# limit of sequence involving arcsin

Suppose a sequence $$y_n\to y > 0$$ and let $$a$$ be a real number. Determine whether the limit $$\lim\limits_{n\to\infty} 2^n \arcsin (\frac{a}{2^n y_n})$$ exists (is finite) and if so, determine its value.

I think the answer is $$\frac{a}{y},$$ but I'm not sure which limit properties to use. Would the Squeeze theorem be useful, for instance? Intuitively, as $$n\to\infty, \frac{a}{2^n y_n}\to 0,$$ so $$\arcsin (\frac{a}{2^n y_n} )\approx \frac{a}{2^ny_n}.$$ I'm not sure if I can really apply the product property of limits; i.e. $$\lim\limits_{n\to\infty} a_n b_n = \lim\limits_{n\to\infty} a_n\cdot \lim\limits_{n\to\infty} b_n$$ provided the RHS value is finite. However, I'm not really sure how to formalize this using the definition of limits. Let $$\epsilon > 0.$$ I want to show that there exists $$N\in\mathbb{N}$$ so that for $$n\ge N, |2^n \arcsin (\frac{a}{2^n y_n}) -L| < \epsilon,$$ where $$L$$ is the limit of the sequence.

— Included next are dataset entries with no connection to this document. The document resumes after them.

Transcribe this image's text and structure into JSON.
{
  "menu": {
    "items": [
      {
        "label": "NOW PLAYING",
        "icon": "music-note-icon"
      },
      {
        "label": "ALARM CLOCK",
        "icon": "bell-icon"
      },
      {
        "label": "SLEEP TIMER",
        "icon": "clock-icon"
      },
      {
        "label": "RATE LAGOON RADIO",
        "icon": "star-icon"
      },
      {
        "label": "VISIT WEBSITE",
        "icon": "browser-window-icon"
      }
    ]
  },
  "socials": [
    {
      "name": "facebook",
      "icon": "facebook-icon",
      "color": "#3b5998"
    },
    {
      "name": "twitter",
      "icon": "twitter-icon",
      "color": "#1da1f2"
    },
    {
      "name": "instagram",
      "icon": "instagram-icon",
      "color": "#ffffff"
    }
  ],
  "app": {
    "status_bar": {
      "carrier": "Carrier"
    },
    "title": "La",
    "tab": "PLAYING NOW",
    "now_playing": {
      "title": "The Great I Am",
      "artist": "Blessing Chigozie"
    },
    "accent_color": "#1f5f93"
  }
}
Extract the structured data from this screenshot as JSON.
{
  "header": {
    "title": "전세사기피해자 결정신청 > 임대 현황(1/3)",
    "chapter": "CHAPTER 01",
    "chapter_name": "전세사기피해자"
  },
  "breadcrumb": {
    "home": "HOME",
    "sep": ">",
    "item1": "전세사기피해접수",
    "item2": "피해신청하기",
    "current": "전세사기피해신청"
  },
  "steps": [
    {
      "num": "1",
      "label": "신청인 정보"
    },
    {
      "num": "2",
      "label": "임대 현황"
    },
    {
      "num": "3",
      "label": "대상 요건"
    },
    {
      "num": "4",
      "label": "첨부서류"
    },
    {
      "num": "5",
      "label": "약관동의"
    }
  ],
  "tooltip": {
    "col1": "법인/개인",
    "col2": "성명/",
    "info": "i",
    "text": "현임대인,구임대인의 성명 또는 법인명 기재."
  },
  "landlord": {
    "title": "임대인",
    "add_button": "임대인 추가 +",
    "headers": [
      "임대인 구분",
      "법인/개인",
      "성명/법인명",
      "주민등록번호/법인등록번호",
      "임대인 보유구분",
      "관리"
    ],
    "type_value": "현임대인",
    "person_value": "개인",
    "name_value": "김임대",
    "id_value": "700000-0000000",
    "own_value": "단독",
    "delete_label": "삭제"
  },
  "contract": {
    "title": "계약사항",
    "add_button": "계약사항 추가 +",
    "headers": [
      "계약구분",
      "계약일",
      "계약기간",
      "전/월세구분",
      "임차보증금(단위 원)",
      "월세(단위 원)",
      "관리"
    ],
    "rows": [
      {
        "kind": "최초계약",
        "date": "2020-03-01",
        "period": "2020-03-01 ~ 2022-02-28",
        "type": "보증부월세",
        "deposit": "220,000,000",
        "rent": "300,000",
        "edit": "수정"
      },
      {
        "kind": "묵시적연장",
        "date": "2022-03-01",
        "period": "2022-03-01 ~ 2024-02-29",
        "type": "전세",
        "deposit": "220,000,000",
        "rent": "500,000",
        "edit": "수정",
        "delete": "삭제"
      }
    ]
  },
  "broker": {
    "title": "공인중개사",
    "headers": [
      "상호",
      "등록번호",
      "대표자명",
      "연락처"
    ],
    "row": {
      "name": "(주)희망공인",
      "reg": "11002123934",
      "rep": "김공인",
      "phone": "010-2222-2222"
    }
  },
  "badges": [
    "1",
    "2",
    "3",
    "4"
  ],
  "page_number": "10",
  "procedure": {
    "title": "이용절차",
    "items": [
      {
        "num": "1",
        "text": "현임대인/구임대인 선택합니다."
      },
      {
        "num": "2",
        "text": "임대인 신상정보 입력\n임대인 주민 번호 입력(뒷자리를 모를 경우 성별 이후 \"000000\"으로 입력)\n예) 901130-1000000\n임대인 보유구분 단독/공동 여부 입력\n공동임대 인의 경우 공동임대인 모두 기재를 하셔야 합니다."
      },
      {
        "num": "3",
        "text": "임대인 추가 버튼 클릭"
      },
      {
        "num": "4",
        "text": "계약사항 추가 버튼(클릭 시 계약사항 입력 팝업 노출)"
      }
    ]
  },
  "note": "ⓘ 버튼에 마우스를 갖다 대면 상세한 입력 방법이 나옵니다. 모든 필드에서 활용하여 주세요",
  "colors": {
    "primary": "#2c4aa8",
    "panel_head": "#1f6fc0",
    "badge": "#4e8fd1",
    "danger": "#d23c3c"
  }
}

• Are you allowed to assume knowledge of the limit $\lim_{x\to 0}\frac{\arcsin(x)}{x}=1$ in your solution? Oct 18, 2021 at 3:11

Take $$2^{n}y_{n}=ax_{n}$$

Then you have $$\lim_{n\to\infty}\frac{ax_{n}}{y_{n}}\arcsin(\frac{1}{x^{n}})$$.

(such a substitution is justified as your question assumes $$y_{n}\neq 0$$ as it was in the denominator)

Which you can write as $$\lim_{n\to\infty}\frac{a}{y_{n}}x_{n}\arcsin(\frac{1}{x_{n}})$$.

Now you take $$a_{n}=\frac{a}{y_{n}}$$ and $$b_{n}=x_{n}\arcsin(\frac{1}{x_{n}})$$.

Now you can use product as both these sequences converge separately. Now $$x\cdot\arcsin(\frac{1}{x})$$ is a continuous bounded function in $$[1,\infty)$$. And differentiable in $$(1,\infty)$$. So you can use that to justify $$\lim_{n\to\infty}x_{n}\arcsin(\frac{1}{x_{n}})=\lim_{x\to\infty}x\cdot\arcsin(\frac{1}{x})=\lim_{n\to\infty}\frac{\arcsin(\frac{1}{x})}{\frac{1}{x}}$$. Which would justify the use of L'Hospital (as both $$\arcsin(\frac{1}{x})$$ and $$\frac{1}{x}$$ are continuous in $$[1,\infty)$$ and differentiable in $$(1,\infty)$$.) and concluding that this limit is indeed $$1$$.

And $$\lim_{n\to\infty}a_{n}=\frac{a}{y}$$.

So you have your answer as $$\frac{a}{y}$$